Martha Davis had been in the music business since 1971 when she joined her first band in Berkeley California. That band eventually moved to LA in search of exposure but didn't have much luck at first. They were persistent though and over the next few years the band went through several name changes and began to attract a local following and the record company attention that comes with it. In 1977 the band, now known as The Motels, received a contract offer from Capital Records but instead of signing on the bottom line they turned it down and wound up disbanding.

The next year Davis decided to reform The Motels with different players and the band started playing clubs again. Once again Capital Records came knocking with a recording contract and this time the band signed. Their first couple of albums didn't attract much attention but their third album, "All Four One", released in 1982, did. The album had essentially been recorded twice. The first go around produced a record called "Apocalypso" that Capital rejected out of hand. The band then went back into the studio with a new producer who was given greater leeway to explore the commercial elements of the band's sound and basically redid the songs from "Apocalypso" with "All Four One" being the result.

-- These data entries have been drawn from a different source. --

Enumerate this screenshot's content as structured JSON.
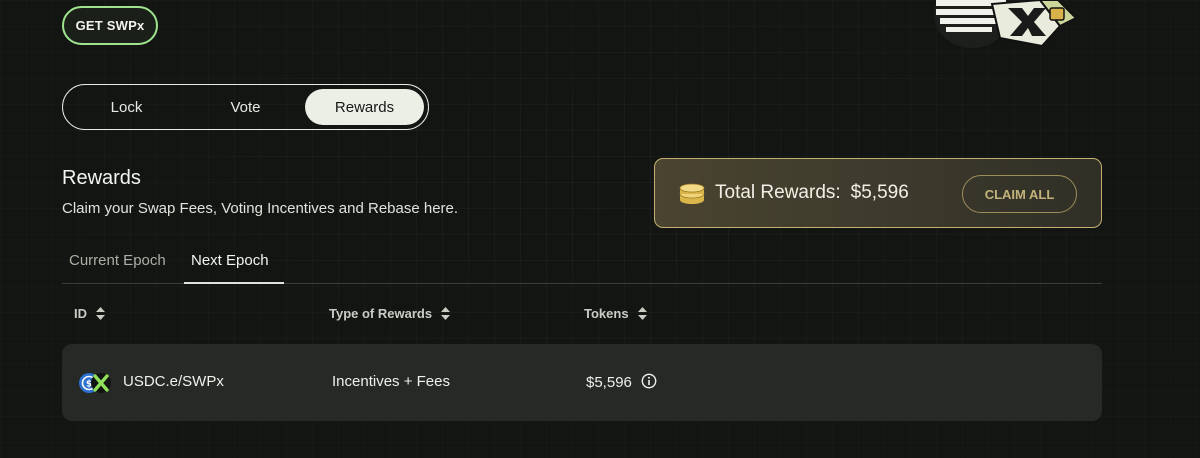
{
  "header": {
    "get_button_label": "GET SWPx"
  },
  "tabs": [
    {
      "label": "Lock",
      "active": false
    },
    {
      "label": "Vote",
      "active": false
    },
    {
      "label": "Rewards",
      "active": true
    }
  ],
  "rewards": {
    "title": "Rewards",
    "subtitle": "Claim your Swap Fees, Voting Incentives and Rebase here."
  },
  "total": {
    "label": "Total Rewards:",
    "value": "$5,596",
    "claim_label": "CLAIM ALL",
    "icon": "coins-icon"
  },
  "epoch_tabs": [
    {
      "label": "Current Epoch",
      "active": false
    },
    {
      "label": "Next Epoch",
      "active": true
    }
  ],
  "table": {
    "columns": [
      "ID",
      "Type of Rewards",
      "Tokens"
    ],
    "rows": [
      {
        "id": "USDC.e/SWPx",
        "type": "Incentives + Fees",
        "tokens": "$5,596"
      }
    ]
  },
  "colors": {
    "accent_green": "#9fe38f",
    "gold": "#c5b071",
    "background": "#121512"
  }
}
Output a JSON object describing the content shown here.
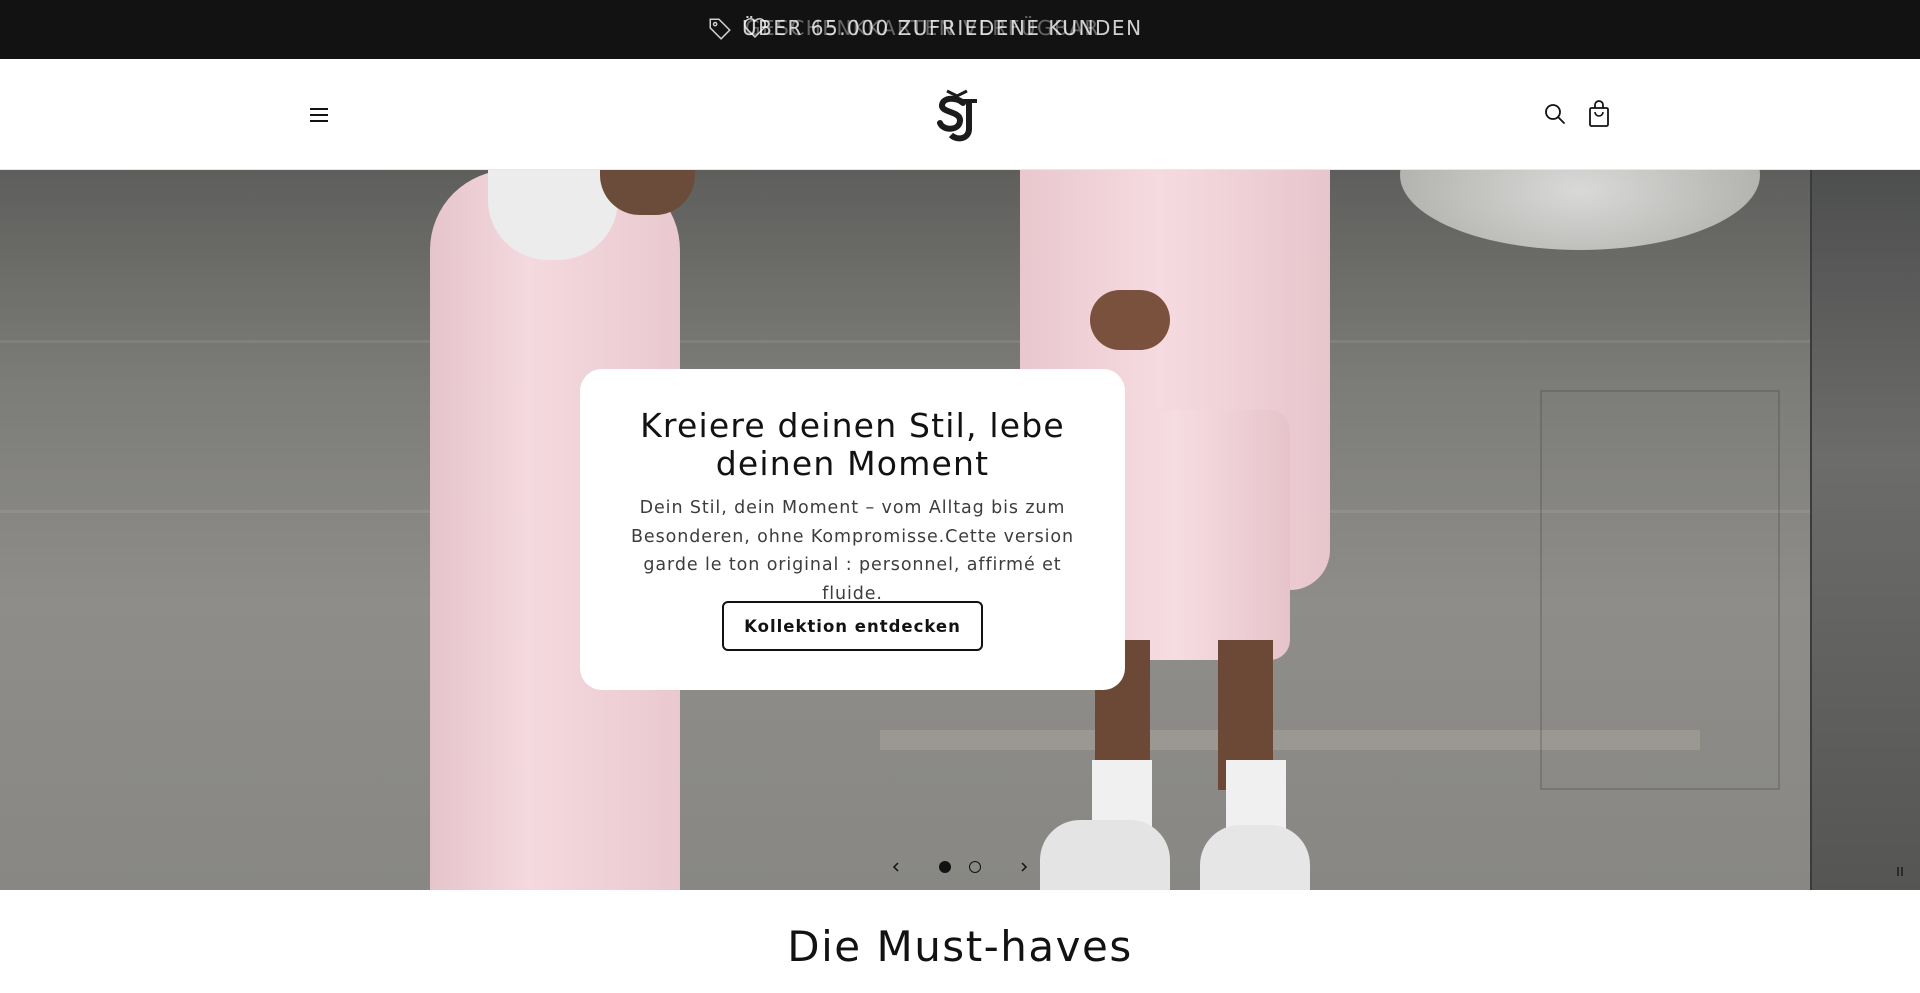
{
  "announcement": {
    "message_primary": "Über 65.000 zufriedene Kunden",
    "message_secondary": "Geschenkkarten verfügbar",
    "icons": [
      "tag-icon",
      "heart-icon"
    ]
  },
  "header": {
    "menu_icon": "hamburger-menu-icon",
    "logo_alt": "SJ",
    "search_icon": "search-icon",
    "cart_icon": "shopping-bag-icon"
  },
  "hero": {
    "title": "Kreiere deinen Stil, lebe deinen Moment",
    "text": "Dein Stil, dein Moment – vom Alltag bis zum Besonderen, ohne Kompromisse.Cette version garde le ton original : personnel, affirmé et fluide.",
    "button_label": "Kollektion entdecken",
    "slider": {
      "prev_icon": "chevron-left-icon",
      "next_icon": "chevron-right-icon",
      "slides": 2,
      "active_slide": 1,
      "pause_icon": "pause-icon"
    }
  },
  "section": {
    "title": "Die Must-haves"
  },
  "colors": {
    "announcement_bg": "#121212",
    "text": "#121212",
    "hoodie_pink": "#eecfd6",
    "card_bg": "#ffffff"
  }
}
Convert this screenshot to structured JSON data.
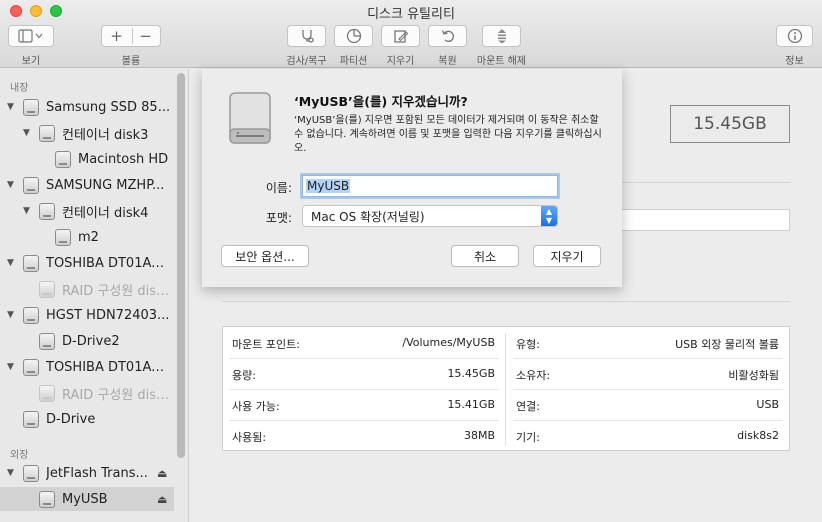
{
  "window": {
    "title": "디스크 유틸리티"
  },
  "toolbar": {
    "view_label": "보기",
    "volume_label": "볼륨",
    "first_aid_label": "검사/복구",
    "partition_label": "파티션",
    "erase_label": "지우기",
    "restore_label": "복원",
    "unmount_label": "마운트 해제",
    "info_label": "정보",
    "add_glyph": "+",
    "remove_glyph": "−"
  },
  "sidebar": {
    "internal_header": "내장",
    "external_header": "외장",
    "items": [
      {
        "label": "Samsung SSD 85..."
      },
      {
        "label": "컨테이너 disk3"
      },
      {
        "label": "Macintosh HD"
      },
      {
        "label": "SAMSUNG MZHP..."
      },
      {
        "label": "컨테이너 disk4"
      },
      {
        "label": "m2"
      },
      {
        "label": "TOSHIBA DT01AC..."
      },
      {
        "label": "RAID 구성원 disk..."
      },
      {
        "label": "HGST HDN72403..."
      },
      {
        "label": "D-Drive2"
      },
      {
        "label": "TOSHIBA DT01AC..."
      },
      {
        "label": "RAID 구성원 disk..."
      },
      {
        "label": "D-Drive"
      },
      {
        "label": "JetFlash Trans..."
      },
      {
        "label": "MyUSB"
      }
    ],
    "eject_glyph": "⏏"
  },
  "main": {
    "capacity": "15.45GB",
    "info": {
      "mount_point_label": "마운트 포인트:",
      "mount_point": "/Volumes/MyUSB",
      "type_label": "유형:",
      "type": "USB 외장 물리적 볼륨",
      "capacity_label": "용량:",
      "capacity": "15.45GB",
      "owners_label": "소유자:",
      "owners": "비활성화됨",
      "available_label": "사용 가능:",
      "available": "15.41GB",
      "connection_label": "연결:",
      "connection": "USB",
      "used_label": "사용됨:",
      "used": "38MB",
      "device_label": "기기:",
      "device": "disk8s2"
    }
  },
  "dialog": {
    "title": "‘MyUSB’을(를) 지우겠습니까?",
    "message": "‘MyUSB’을(를) 지우면 포함된 모든 데이터가 제거되며 이 동작은 취소할 수 없습니다. 계속하려면 이름 및 포맷을 입력한 다음 지우기를 클릭하십시오.",
    "name_label": "이름:",
    "name_value": "MyUSB",
    "format_label": "포맷:",
    "format_value": "Mac OS 확장(저널링)",
    "security_button": "보안 옵션...",
    "cancel_button": "취소",
    "erase_button": "지우기"
  }
}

"Only the Lonely" was the second single released from the album. It reached #9 on the charts and was accompanied by a hit video on the new MTV. It's a dreamy, melancholy ode to wandering spirits and lonely hearts with the title very consciously paying tribute to the great Roy Orbison single of the same name. A beautiful song that sounds as good today as it did nearly 30 years ago.